The cartridge makes no difference- this is consistent whether a Grado, Mico Benz, Lyra, Koetsu and so on.

When an album is mastered, its common to send a test of the stampers to the producer, who has to sign off on it. One thing he listens for is ticks and pops- it won’t do to have them pressed into the LP surface else there will be returns. This has been the process for decades, so production LPs should be pretty quiet. And if your phono section is well-behaved, they are.
I had a Coda Fet 02b preamp about 20 years ago which I bought directly from Coda since they had a large number of circuit boards on hand after the model was discontinued so they did a limited manufacturing run to use the spare inventory up.  They were selling them for just under 50% of the original list price.

When I received it there was on input selection which made a noise when I switched to it.  I called Coda up and complained and the tech told me it was most likely an impedance miss match between the cables and the preamp input.  So I swapped the cable to a different input selection and the noise followed it.  After I replaced the cable the sound disappeared and I used that preamp for over 12 years.
Despite @geoffkait’s statement, it works.
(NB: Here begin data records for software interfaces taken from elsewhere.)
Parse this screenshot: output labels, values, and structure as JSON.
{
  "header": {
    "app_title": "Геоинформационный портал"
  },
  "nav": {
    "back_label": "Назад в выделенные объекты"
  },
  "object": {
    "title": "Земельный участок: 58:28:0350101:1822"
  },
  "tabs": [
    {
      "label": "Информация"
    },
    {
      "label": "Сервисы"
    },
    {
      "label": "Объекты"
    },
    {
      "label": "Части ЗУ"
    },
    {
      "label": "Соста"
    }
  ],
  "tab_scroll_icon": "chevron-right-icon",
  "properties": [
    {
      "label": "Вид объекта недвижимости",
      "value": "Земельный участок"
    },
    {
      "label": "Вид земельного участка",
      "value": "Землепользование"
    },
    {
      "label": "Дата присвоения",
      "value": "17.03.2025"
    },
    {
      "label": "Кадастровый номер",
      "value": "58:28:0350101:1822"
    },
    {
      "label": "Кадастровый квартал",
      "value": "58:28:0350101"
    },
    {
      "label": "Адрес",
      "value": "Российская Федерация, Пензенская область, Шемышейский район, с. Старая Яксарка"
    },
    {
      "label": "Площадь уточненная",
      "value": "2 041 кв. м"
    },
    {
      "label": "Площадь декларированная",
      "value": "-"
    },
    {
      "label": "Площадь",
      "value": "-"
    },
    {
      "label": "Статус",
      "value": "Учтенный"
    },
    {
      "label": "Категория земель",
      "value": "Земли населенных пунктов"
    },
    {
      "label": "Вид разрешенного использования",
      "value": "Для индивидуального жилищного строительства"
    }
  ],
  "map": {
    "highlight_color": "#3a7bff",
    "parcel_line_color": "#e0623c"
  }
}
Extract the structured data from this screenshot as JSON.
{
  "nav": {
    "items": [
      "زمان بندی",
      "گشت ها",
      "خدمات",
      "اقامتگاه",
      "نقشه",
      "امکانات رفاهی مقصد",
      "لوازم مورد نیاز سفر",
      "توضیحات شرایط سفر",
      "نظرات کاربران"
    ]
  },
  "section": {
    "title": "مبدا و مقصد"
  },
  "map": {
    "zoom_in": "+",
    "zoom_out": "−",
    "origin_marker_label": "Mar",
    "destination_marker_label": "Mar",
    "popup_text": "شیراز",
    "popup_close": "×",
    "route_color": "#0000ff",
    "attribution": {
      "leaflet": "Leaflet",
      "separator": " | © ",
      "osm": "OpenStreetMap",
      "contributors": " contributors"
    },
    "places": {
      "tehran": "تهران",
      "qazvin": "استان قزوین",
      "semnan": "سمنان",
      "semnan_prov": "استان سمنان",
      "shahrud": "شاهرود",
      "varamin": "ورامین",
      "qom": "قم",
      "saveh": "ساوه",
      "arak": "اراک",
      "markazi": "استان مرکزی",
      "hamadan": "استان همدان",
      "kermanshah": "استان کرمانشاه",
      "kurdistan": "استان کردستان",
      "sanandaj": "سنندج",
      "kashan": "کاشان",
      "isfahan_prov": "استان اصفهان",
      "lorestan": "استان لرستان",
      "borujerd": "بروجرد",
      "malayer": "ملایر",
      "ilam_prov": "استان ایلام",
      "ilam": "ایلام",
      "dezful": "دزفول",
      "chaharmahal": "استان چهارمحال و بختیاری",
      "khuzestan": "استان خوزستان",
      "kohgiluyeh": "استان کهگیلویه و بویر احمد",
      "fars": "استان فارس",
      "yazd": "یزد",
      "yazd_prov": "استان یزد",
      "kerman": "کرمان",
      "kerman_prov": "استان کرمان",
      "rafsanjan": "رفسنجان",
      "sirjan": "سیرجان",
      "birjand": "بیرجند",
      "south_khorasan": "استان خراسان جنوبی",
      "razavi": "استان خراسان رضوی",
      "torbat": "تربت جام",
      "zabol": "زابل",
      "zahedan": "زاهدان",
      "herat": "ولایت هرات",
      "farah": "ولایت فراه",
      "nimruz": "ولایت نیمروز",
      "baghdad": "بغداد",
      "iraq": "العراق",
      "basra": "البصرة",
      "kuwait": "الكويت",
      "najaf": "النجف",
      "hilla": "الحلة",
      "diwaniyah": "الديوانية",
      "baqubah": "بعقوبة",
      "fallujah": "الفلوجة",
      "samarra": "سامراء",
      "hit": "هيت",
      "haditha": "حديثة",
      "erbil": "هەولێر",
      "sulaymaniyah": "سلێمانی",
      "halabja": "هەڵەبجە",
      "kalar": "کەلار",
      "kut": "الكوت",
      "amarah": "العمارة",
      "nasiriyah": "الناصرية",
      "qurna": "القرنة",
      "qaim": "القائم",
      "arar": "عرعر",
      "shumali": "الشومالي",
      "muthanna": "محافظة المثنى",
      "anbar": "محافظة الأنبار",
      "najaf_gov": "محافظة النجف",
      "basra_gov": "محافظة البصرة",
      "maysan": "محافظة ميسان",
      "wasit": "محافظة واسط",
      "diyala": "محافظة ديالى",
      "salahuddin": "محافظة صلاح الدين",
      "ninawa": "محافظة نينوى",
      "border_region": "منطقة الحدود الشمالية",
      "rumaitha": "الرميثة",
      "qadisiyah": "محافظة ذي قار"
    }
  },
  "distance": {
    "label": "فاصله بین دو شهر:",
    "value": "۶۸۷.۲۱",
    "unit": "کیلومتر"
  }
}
I won’t dispute his infinite knowledge and omnipotence, but it works. The Talisman stops the clicks and pops no matter what it does or how it works. I never said it's anti-static, don't put words in my mouth, I said it mitigates the noise caused by static electricity. For more information https://walkeraudio.com/. The designer helped NASA solve the static electricity problems that, combined with raw oxygen, blew up Apollo 1 with the three astronauts in it. His invention comes directly from that experience, thank you very much.
NASA? Aren’t they the ones who blew up a bunch of astronauts in the Shuttle? Actually In two Shuttles. No thanks, dude!
Oh omnipotent one, thou dost not read the post. I said he he fixed it, . You're welcome! And, have a nice day.
One day perhaps you will see 👀 the difference between neutralizing a static electric charge and degaussing a magnetic field. But perhaps not. Stay in school, scooter.
I don't give a rat's behind and I do know the difference oh omni-impotent one. It works. De-Gauss, de-static, de-magnetize, whatever. It works!!! Thanks for the lesson. What else can you tell me that I already know?
I also see that you like to bully people if they don't agree with you. Wanna fight?